1. Average/moderate turnout.

2. That Columbia Democrats who are used to crossing over to vote for him for Congress don't abandon him for a Democratic ballot this time.

3. A 3-to-2 (or better) advantage over Steelman in St. Louis County.

4. That all that smooth-talking rhetoric does matter.

5. A wash or better in Southwest Missouri.

1. Big turnout, especially in Southwest Missouri, totaling upwards of 550,000 or 600,000 statewide.

2. Dissatisfaction with the Republican establishment and Washington.

3. Angst over ethanol.

4. Independents pulling G.O.P. ballots.

5. Not getting blown out in St. Louis and St. Charles counties, and a higher than expected turnout in Kansas City.

COVERAGE NOTE: I'll be in Columbia tonight covering the Hulshof campaign election watch party. My colleague, KY3 Anchor Marie Saavedra, will cover the Steelman campaign from Jefferson City.

Problems at polling locations? Interesting election day anecdotes? Predictions?
Leave them in our comment section.

1 comment:

Aaron said...

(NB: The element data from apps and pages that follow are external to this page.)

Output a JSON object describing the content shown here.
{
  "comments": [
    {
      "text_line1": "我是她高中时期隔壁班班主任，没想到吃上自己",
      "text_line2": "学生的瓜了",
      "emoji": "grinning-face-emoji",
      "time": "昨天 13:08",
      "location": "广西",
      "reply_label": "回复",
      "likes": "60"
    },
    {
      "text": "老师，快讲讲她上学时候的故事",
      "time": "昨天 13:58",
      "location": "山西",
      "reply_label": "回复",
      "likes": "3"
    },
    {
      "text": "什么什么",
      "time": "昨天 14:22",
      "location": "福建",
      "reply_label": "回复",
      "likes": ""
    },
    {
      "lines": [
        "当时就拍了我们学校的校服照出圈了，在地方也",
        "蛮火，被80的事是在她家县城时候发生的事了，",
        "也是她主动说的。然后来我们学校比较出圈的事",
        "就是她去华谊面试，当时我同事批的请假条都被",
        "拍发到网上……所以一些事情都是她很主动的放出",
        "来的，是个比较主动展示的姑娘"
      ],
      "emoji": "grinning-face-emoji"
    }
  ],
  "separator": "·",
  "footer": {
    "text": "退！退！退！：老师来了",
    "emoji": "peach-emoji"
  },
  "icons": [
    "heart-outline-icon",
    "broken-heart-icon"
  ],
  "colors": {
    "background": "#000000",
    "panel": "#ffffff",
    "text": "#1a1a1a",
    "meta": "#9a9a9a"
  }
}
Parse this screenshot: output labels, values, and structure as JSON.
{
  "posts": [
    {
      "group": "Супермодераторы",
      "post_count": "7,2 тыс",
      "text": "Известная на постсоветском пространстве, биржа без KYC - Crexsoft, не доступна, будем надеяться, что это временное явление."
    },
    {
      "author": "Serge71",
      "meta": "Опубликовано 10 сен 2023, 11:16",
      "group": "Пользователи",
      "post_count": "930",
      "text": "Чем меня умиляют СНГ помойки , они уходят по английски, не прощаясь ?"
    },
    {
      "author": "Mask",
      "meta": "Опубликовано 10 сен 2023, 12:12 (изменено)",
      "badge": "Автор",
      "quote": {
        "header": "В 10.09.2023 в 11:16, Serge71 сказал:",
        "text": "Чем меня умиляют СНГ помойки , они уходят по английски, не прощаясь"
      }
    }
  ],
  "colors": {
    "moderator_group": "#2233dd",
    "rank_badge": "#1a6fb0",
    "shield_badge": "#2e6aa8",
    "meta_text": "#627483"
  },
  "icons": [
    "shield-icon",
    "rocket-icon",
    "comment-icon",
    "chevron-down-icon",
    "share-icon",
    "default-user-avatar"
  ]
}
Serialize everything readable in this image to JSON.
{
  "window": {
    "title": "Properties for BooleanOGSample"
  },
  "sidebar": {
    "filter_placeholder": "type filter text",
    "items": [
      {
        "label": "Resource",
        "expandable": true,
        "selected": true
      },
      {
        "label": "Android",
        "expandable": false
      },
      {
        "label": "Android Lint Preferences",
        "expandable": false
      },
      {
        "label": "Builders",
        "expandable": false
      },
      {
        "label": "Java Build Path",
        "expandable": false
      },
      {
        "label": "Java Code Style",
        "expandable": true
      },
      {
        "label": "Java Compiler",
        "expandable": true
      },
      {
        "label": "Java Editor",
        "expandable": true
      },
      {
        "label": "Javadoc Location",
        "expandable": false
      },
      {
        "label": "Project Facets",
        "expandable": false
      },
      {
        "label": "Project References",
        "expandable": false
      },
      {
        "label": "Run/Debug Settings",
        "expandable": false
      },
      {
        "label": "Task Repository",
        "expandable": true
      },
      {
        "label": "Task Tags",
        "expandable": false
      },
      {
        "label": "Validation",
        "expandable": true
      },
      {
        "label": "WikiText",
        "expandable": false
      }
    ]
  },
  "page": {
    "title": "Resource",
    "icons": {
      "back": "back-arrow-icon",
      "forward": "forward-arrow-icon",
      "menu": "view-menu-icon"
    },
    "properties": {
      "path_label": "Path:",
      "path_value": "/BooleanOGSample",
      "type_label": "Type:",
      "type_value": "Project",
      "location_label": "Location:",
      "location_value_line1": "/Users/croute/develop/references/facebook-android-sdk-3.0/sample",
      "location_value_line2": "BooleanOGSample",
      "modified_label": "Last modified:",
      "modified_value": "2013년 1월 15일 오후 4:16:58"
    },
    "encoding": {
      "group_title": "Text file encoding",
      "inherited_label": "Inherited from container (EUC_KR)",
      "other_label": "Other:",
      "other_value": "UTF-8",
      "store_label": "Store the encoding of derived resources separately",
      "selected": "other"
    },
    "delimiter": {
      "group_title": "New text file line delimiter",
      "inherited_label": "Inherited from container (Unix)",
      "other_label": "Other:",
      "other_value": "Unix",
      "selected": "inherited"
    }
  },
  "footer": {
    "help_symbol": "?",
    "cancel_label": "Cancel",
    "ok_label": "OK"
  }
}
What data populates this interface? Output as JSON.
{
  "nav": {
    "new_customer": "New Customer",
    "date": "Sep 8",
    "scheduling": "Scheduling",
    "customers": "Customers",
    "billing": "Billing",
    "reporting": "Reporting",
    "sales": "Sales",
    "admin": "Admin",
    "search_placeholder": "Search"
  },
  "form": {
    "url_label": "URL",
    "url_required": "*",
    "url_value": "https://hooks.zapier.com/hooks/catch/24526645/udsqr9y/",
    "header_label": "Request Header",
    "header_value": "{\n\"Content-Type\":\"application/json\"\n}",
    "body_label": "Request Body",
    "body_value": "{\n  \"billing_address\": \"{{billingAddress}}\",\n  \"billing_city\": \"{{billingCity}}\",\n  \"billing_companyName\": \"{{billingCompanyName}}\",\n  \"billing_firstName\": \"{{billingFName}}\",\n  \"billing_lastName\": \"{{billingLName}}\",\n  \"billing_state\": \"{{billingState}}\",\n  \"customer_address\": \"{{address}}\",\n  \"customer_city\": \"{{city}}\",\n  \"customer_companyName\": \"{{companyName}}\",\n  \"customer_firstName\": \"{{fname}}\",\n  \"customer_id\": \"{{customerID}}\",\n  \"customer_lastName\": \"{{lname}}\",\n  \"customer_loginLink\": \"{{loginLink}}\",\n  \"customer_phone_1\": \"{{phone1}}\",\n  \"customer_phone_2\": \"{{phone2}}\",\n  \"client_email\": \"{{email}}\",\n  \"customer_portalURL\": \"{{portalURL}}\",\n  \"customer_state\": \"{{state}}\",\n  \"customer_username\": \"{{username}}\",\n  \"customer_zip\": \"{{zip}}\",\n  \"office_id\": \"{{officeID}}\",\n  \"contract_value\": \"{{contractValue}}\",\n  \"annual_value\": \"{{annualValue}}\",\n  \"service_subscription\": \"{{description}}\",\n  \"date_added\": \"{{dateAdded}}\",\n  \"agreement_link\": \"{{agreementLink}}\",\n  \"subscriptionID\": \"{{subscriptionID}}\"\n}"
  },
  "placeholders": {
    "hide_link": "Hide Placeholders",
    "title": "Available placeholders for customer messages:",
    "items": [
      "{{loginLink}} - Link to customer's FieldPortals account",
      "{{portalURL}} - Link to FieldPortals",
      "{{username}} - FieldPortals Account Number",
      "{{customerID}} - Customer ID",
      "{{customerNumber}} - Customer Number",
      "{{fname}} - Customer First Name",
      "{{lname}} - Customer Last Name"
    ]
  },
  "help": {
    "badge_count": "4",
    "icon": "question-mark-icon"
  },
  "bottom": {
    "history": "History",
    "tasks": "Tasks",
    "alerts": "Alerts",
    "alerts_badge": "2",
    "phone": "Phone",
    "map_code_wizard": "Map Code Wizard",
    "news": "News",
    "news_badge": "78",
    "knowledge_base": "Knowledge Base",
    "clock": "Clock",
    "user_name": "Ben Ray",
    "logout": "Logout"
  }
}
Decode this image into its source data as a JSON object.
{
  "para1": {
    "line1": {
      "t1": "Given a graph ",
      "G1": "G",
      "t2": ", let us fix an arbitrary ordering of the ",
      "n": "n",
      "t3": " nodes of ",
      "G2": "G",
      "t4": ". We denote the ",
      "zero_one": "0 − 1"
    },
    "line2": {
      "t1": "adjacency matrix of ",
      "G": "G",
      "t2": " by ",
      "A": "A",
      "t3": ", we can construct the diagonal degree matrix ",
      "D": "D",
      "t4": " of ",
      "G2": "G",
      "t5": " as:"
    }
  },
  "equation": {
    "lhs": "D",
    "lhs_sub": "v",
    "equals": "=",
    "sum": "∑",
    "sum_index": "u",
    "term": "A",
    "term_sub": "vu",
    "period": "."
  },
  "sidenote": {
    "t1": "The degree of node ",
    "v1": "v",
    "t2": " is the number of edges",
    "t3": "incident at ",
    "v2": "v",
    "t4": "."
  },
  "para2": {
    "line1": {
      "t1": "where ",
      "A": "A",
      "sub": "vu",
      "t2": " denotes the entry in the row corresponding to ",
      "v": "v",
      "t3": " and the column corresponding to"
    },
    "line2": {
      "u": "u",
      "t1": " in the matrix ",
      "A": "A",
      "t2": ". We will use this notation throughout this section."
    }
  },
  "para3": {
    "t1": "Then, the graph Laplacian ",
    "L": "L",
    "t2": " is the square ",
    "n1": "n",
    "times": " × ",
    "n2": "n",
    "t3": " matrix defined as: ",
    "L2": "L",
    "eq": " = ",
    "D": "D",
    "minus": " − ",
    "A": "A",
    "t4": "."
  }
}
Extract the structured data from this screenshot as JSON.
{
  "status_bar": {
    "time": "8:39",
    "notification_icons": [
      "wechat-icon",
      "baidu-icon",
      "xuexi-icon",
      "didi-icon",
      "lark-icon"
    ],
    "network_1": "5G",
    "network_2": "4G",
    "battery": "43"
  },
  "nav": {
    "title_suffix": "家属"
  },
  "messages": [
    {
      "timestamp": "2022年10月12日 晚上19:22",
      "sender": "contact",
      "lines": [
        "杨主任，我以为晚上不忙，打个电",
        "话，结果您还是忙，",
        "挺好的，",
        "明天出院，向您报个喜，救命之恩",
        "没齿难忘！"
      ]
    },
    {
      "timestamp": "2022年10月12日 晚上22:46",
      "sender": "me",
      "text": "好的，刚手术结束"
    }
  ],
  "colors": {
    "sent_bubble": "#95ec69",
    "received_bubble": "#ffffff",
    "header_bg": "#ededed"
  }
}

I know it's the day of now, but an Ozarks blogger has craftily written something you all will enjoy:
Twas The Night Before The Primary